▶ [What needs to be done] The response should contain all of the records, copied exactly, and none of the images.

▶ [Exercise materials]
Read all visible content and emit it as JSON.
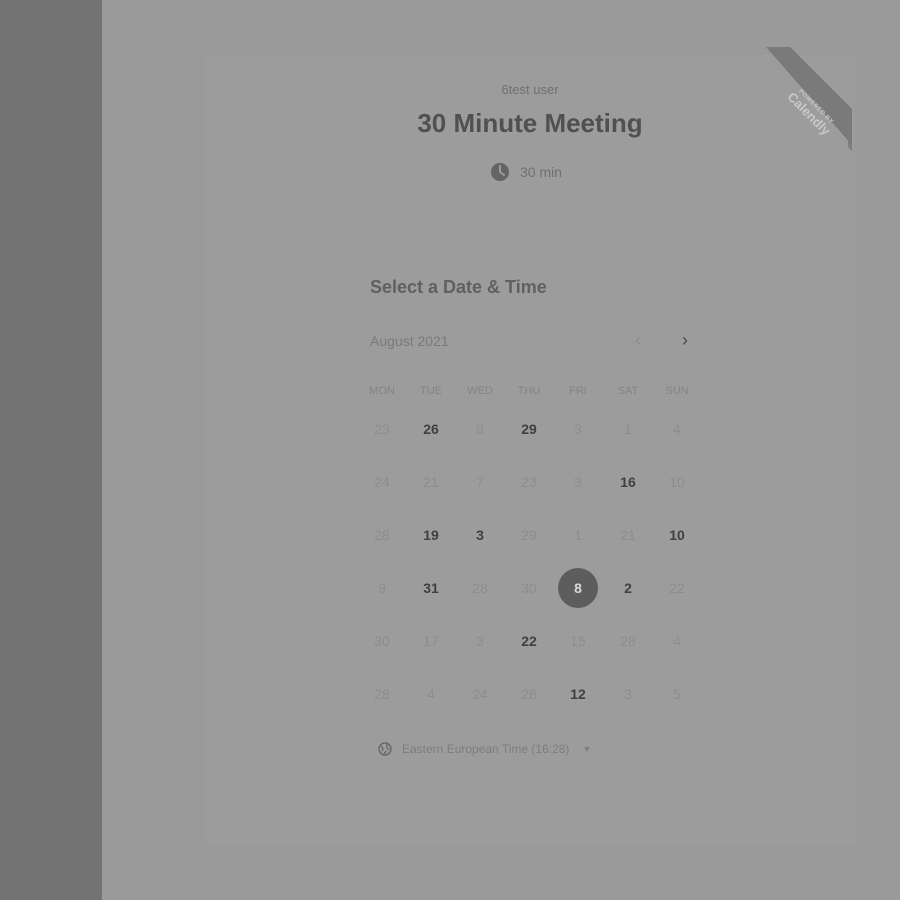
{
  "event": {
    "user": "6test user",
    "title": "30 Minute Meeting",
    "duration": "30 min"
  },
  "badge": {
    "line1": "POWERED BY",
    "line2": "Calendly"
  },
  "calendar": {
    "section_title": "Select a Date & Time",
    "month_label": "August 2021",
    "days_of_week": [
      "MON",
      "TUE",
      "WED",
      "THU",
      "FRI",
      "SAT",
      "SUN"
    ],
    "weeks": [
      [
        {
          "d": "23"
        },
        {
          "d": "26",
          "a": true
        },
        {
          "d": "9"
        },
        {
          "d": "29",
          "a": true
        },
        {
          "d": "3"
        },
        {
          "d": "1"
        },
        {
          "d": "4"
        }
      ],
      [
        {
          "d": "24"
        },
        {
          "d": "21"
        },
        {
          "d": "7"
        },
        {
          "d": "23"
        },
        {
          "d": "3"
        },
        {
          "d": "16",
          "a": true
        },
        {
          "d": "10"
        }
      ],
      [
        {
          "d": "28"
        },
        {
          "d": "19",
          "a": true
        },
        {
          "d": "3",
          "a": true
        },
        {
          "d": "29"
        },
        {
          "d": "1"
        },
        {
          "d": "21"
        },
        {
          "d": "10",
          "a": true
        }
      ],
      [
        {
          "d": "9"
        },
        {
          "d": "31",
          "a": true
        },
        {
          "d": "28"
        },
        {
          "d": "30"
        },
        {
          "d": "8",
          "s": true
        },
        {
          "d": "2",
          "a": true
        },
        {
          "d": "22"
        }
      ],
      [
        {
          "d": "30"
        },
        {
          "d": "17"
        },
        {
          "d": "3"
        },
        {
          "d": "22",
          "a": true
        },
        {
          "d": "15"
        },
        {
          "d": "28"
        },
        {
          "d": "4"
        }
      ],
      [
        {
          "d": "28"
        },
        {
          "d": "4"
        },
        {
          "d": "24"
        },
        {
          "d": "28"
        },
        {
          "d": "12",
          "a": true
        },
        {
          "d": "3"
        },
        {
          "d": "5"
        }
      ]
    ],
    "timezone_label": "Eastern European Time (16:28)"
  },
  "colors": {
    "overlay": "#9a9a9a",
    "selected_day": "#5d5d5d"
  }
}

▶ [Exercise output]
Read all visible content and emit it as JSON.
{
  "event": {
    "user": "6test user",
    "title": "30 Minute Meeting",
    "duration": "30 min"
  },
  "badge": {
    "line1": "POWERED BY",
    "line2": "Calendly"
  },
  "calendar": {
    "section_title": "Select a Date & Time",
    "month_label": "August 2021",
    "days_of_week": [
      "MON",
      "TUE",
      "WED",
      "THU",
      "FRI",
      "SAT",
      "SUN"
    ],
    "weeks": [
      [
        {
          "d": "23"
        },
        {
          "d": "26",
          "a": true
        },
        {
          "d": "9"
        },
        {
          "d": "29",
          "a": true
        },
        {
          "d": "3"
        },
        {
          "d": "1"
        },
        {
          "d": "4"
        }
      ],
      [
        {
          "d": "24"
        },
        {
          "d": "21"
        },
        {
          "d": "7"
        },
        {
          "d": "23"
        },
        {
          "d": "3"
        },
        {
          "d": "16",
          "a": true
        },
        {
          "d": "10"
        }
      ],
      [
        {
          "d": "28"
        },
        {
          "d": "19",
          "a": true
        },
        {
          "d": "3",
          "a": true
        },
        {
          "d": "29"
        },
        {
          "d": "1"
        },
        {
          "d": "21"
        },
        {
          "d": "10",
          "a": true
        }
      ],
      [
        {
          "d": "9"
        },
        {
          "d": "31",
          "a": true
        },
        {
          "d": "28"
        },
        {
          "d": "30"
        },
        {
          "d": "8",
          "s": true
        },
        {
          "d": "2",
          "a": true
        },
        {
          "d": "22"
        }
      ],
      [
        {
          "d": "30"
        },
        {
          "d": "17"
        },
        {
          "d": "3"
        },
        {
          "d": "22",
          "a": true
        },
        {
          "d": "15"
        },
        {
          "d": "28"
        },
        {
          "d": "4"
        }
      ],
      [
        {
          "d": "28"
        },
        {
          "d": "4"
        },
        {
          "d": "24"
        },
        {
          "d": "28"
        },
        {
          "d": "12",
          "a": true
        },
        {
          "d": "3"
        },
        {
          "d": "5"
        }
      ]
    ],
    "timezone_label": "Eastern European Time (16:28)"
  },
  "colors": {
    "overlay": "#9a9a9a",
    "selected_day": "#5d5d5d"
  }
}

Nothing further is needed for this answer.